A thorough assessment of the patient with a hematologic malignancy is essential for the delivery of quality care. Almost every medical condition, symptom or complication will be caused by the patient’s underlying disease, a medication they have been prescribed, or an infection. Taking time to perform an in-depth review of systems (ROS) and physical examination (PE), focusing on questions specific to the patient’s malignancy, medications, or infectious symptoms is key.

The approach to the ROS and PE should be systematic, from head to toe, completed the same way every time and only modified to expand when needed, but never abbreviated. Performing the examination in this manner will aid in the early detection of signs and symptoms that may otherwise lead to complications or even death. Early identification of active or impending complications followed by immediate intervention undoubtedly improves outcomes in blood cancer patients.

As we complete our ROS and PE, it is also vitally important to review and identify trends in vital signs, body weight and intake/output. Coupling subjective ROS data and objective PE data with pertinent laboratory and diagnostic testing will complete the puzzle in developing appropriate differential diagnoses for each patient. Considering whether a patient’s complaints or examination findings may be due to their disease, medications or infections may also help to narrow the list of differential diagnoses.

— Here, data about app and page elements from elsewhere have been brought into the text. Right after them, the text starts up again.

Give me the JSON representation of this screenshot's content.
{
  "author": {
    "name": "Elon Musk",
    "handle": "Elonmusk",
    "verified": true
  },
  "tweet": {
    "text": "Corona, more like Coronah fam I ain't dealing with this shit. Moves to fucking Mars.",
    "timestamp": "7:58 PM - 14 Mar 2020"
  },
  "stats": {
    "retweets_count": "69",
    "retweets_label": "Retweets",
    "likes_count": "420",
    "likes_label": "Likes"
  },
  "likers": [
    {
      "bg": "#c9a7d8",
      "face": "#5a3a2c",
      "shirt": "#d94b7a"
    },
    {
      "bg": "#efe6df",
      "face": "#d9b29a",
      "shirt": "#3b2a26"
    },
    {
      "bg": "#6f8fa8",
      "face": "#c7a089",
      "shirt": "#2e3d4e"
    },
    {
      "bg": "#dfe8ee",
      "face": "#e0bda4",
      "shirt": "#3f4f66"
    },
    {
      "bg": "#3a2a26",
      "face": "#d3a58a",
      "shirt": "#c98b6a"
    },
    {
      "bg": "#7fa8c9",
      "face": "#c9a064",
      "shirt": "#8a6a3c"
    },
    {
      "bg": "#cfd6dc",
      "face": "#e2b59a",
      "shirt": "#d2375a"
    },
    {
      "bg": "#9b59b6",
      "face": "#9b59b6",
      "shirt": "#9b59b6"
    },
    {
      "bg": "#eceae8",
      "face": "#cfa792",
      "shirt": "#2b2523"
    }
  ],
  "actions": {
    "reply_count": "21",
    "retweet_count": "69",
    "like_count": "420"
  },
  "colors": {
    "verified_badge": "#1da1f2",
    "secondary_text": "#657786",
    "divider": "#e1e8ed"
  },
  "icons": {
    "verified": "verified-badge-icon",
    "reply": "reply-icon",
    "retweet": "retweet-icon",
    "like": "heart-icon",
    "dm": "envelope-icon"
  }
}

Another variable in the assessment of patients undergoing treatment for a hematologic malignancy is their degree of cytopenias. The depth of neutropenia, lymphopenia, anemia and thrombocytopenia contributes to risk of complications and should be considered when evaluating a patient’s clinical scenario. Neutropenia and lymphopenias increase risk of infection in a variety of forms and should guide our attempts to prevent, detect and treat infection. Anemia increases risk of hypoxia and perfusion related complications and efforts to reduce such complications through the use of transfusion support and other interventions is important. Thrombocytopenia increases the risk for bleeding, therefore protecting patients from trauma and injury, close lab monitoring and transfusion support is vital.

The management of blood cancer patients is extremely complex, however, the process by which we gather information about these patients should not be complex. Asking three simple questions while performing a systematic and comprehensive examination will help guide and simplify your approach to the management of all patients with hematologic malignancies:

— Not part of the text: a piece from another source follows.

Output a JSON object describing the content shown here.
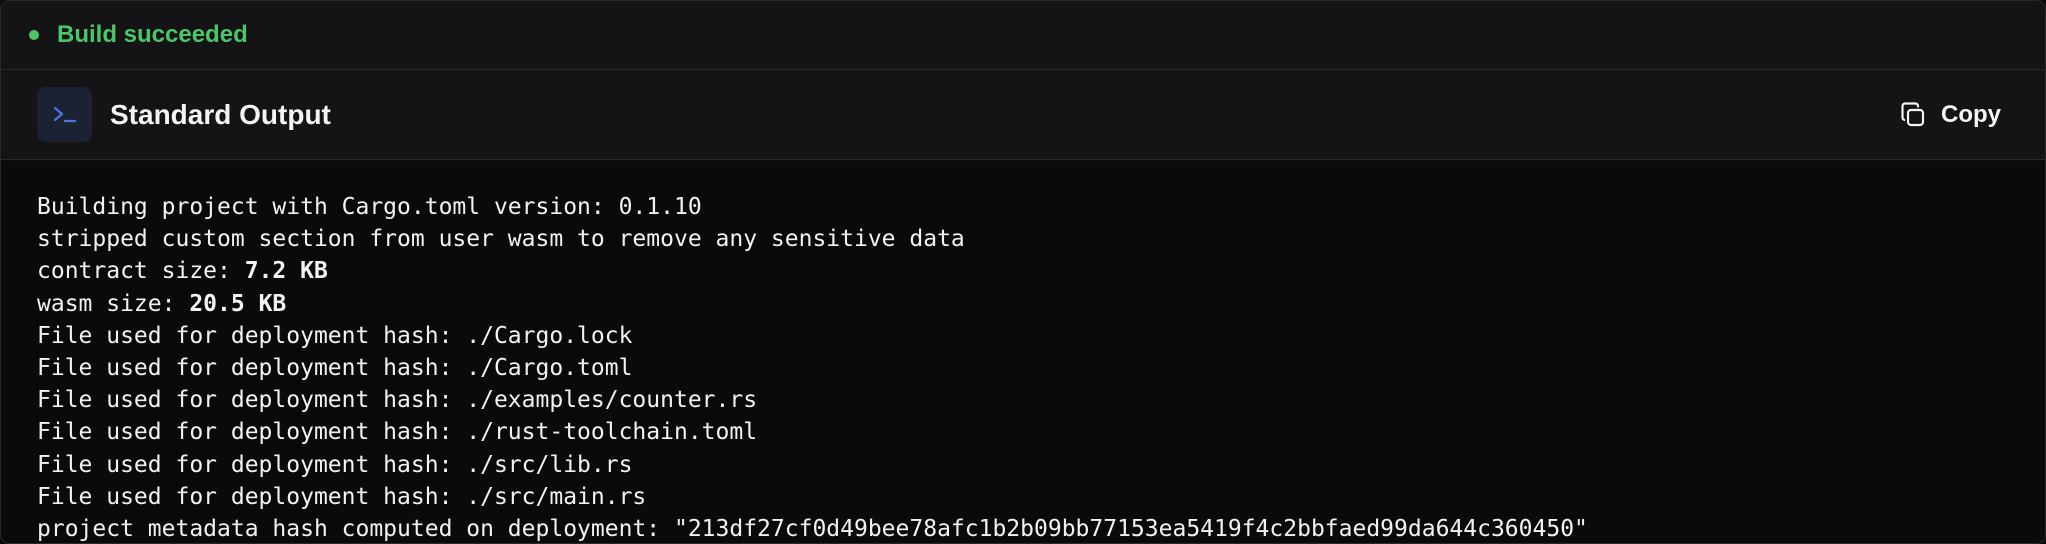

  1. “Are my patient’s complaints or exam findings due to their disease, a drug they received or an infection?”
  2. “Are my patient’s blood counts contributing to their problems?”
  3. “Are my patient’s symptoms due to having an altered immune system, anemia or bleeding?”

Whether you have years of experience or are new to the profession, your systematic assessment including PE and ROS will provide a "safety net" in ensuring the highest quality care for your blood cancer patients.